START THE DATA
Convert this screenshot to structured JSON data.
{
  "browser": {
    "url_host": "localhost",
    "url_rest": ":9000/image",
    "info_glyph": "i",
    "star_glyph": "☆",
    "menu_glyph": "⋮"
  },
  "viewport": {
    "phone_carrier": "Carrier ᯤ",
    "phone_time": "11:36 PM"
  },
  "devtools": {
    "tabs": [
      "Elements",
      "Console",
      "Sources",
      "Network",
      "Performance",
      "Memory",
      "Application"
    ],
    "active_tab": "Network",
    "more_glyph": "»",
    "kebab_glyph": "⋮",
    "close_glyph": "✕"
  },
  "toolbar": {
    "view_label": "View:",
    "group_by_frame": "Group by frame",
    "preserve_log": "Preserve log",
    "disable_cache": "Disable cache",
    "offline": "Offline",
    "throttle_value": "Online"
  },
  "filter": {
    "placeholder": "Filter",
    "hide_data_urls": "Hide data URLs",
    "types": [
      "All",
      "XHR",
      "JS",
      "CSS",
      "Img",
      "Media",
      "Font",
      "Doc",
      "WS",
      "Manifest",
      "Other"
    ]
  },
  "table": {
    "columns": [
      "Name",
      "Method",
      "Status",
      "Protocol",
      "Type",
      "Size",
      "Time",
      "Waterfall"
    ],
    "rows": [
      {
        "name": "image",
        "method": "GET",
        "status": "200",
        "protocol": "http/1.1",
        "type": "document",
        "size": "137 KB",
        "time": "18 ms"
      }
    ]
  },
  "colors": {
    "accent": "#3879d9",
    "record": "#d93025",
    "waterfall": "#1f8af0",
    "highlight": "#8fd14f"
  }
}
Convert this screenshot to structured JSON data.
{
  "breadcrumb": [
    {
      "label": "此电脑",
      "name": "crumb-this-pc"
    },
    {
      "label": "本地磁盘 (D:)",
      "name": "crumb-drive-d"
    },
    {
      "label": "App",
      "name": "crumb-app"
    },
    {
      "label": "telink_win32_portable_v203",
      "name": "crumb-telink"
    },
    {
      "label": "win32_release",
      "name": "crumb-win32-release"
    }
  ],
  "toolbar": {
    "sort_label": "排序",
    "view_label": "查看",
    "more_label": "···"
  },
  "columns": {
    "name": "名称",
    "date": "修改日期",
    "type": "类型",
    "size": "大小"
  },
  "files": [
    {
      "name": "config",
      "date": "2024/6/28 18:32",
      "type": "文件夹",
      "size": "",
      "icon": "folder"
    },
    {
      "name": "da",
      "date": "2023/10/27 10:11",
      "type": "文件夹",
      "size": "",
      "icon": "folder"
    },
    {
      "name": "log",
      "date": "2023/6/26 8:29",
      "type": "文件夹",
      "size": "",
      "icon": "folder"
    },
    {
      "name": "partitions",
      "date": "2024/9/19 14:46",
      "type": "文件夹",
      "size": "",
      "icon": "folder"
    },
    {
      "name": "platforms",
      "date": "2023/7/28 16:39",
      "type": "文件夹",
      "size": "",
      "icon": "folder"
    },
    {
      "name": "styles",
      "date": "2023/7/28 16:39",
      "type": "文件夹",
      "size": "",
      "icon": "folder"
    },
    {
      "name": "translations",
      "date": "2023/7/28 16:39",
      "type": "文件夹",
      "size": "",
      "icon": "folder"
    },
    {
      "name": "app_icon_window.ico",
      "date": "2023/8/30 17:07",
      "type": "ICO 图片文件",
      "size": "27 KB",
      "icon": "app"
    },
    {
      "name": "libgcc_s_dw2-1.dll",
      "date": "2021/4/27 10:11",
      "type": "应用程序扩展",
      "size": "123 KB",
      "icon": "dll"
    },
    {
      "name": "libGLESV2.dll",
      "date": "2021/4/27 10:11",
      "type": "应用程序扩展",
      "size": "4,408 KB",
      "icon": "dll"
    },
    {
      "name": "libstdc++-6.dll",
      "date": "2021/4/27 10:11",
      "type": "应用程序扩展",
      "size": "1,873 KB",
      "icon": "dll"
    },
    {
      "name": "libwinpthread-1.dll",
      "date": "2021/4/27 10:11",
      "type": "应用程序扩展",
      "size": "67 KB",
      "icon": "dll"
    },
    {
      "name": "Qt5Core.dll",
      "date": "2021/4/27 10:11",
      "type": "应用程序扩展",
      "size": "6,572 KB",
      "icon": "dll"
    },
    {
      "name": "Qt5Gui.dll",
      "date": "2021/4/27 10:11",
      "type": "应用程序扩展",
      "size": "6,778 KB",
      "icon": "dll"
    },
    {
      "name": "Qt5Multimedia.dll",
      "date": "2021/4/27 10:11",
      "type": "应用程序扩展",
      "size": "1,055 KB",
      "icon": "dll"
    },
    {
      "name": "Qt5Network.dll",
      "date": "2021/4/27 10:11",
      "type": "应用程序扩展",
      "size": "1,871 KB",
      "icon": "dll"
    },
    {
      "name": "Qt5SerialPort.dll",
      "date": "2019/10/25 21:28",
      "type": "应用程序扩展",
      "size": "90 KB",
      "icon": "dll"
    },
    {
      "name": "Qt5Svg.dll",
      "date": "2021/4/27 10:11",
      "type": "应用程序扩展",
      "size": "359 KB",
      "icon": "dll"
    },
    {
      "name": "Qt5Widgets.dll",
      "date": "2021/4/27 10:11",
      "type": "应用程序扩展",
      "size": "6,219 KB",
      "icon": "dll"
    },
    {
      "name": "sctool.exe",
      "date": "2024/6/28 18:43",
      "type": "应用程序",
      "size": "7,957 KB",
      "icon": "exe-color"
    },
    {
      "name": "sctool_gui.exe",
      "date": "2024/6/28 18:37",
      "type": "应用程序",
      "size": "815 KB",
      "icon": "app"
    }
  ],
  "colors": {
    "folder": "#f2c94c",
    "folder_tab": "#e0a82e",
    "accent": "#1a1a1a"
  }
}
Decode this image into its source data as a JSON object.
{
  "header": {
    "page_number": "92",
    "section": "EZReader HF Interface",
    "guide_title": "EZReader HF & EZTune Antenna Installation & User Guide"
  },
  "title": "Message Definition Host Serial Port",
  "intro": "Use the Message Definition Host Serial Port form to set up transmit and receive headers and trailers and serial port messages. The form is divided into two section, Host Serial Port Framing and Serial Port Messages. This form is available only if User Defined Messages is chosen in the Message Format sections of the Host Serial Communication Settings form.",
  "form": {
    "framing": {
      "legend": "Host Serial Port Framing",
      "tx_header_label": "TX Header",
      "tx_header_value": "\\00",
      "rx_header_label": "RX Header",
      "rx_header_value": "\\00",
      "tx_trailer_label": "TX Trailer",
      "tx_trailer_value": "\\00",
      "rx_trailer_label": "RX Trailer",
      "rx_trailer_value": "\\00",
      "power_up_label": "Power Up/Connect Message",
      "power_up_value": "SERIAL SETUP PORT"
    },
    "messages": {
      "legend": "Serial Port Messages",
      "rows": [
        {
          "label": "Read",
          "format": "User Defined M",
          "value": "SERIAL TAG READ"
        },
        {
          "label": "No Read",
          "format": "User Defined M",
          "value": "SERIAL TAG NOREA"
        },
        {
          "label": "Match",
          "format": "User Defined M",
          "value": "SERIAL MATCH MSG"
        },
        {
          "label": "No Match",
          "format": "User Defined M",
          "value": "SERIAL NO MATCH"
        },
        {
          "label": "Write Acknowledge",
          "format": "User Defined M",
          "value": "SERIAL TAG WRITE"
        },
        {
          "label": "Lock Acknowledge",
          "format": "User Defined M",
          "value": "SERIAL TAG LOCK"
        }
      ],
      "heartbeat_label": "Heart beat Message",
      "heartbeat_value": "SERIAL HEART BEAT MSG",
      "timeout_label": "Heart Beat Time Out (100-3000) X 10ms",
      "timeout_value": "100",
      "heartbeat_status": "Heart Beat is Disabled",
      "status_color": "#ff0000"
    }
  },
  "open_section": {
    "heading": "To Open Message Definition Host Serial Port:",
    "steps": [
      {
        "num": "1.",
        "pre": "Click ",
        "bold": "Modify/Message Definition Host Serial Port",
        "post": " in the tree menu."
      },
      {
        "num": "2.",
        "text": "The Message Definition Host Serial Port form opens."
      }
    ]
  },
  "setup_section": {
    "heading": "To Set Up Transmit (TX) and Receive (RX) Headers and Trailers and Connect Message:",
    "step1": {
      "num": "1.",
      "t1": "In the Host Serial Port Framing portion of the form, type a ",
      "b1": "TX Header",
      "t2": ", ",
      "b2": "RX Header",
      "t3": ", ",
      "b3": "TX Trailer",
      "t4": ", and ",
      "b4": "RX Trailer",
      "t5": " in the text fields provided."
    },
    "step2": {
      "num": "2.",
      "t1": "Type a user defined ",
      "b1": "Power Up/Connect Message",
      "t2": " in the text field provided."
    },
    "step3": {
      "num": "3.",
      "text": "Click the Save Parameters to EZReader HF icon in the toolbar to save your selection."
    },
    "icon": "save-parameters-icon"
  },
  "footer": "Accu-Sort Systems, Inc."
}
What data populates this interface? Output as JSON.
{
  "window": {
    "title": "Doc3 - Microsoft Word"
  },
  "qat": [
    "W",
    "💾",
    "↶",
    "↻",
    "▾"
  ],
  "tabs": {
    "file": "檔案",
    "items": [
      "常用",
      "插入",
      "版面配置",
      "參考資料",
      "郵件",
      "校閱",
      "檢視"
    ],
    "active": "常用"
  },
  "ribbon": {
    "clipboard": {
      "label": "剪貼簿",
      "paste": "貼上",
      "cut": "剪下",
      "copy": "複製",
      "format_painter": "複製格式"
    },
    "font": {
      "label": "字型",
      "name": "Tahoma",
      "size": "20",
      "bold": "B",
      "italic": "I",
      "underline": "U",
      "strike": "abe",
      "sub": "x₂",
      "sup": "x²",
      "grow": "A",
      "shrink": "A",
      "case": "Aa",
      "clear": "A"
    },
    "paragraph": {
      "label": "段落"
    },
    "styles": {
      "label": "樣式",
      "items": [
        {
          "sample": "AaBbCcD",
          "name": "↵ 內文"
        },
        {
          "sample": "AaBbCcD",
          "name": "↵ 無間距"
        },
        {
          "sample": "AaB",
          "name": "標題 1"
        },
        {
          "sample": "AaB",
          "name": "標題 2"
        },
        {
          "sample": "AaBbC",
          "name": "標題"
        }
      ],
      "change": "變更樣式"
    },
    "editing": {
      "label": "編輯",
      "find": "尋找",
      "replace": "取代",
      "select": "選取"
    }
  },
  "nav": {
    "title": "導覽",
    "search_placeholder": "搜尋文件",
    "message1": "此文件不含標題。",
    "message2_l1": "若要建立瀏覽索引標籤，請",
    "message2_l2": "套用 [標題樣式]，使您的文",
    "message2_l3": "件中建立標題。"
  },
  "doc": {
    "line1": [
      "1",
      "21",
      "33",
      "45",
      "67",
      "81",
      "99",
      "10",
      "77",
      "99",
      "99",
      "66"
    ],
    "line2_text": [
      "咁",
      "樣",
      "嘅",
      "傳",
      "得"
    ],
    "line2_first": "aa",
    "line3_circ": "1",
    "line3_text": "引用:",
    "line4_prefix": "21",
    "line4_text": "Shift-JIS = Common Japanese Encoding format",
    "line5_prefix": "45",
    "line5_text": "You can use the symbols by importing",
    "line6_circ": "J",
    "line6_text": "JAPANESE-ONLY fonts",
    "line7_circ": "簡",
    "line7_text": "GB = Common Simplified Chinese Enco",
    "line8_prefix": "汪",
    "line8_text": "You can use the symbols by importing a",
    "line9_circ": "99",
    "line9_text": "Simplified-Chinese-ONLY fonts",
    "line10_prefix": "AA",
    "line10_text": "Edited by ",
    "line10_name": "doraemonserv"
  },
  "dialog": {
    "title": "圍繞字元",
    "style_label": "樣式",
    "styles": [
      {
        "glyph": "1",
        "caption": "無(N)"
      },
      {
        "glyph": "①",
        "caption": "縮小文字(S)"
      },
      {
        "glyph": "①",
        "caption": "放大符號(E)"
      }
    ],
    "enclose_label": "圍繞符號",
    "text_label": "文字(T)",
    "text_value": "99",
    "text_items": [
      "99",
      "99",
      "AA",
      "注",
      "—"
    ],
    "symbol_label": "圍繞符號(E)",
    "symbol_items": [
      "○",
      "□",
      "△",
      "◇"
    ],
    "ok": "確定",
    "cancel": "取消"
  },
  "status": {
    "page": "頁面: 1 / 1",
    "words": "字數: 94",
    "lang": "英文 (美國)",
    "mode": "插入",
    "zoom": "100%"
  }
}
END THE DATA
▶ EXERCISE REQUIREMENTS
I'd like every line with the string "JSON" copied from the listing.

▶ ANSWER TO THE EXERCISE
Convert this screenshot to structured JSON data.
Convert this screenshot to structured JSON data.
Decode this image into its source data as a JSON object.
What data populates this interface? Output as JSON.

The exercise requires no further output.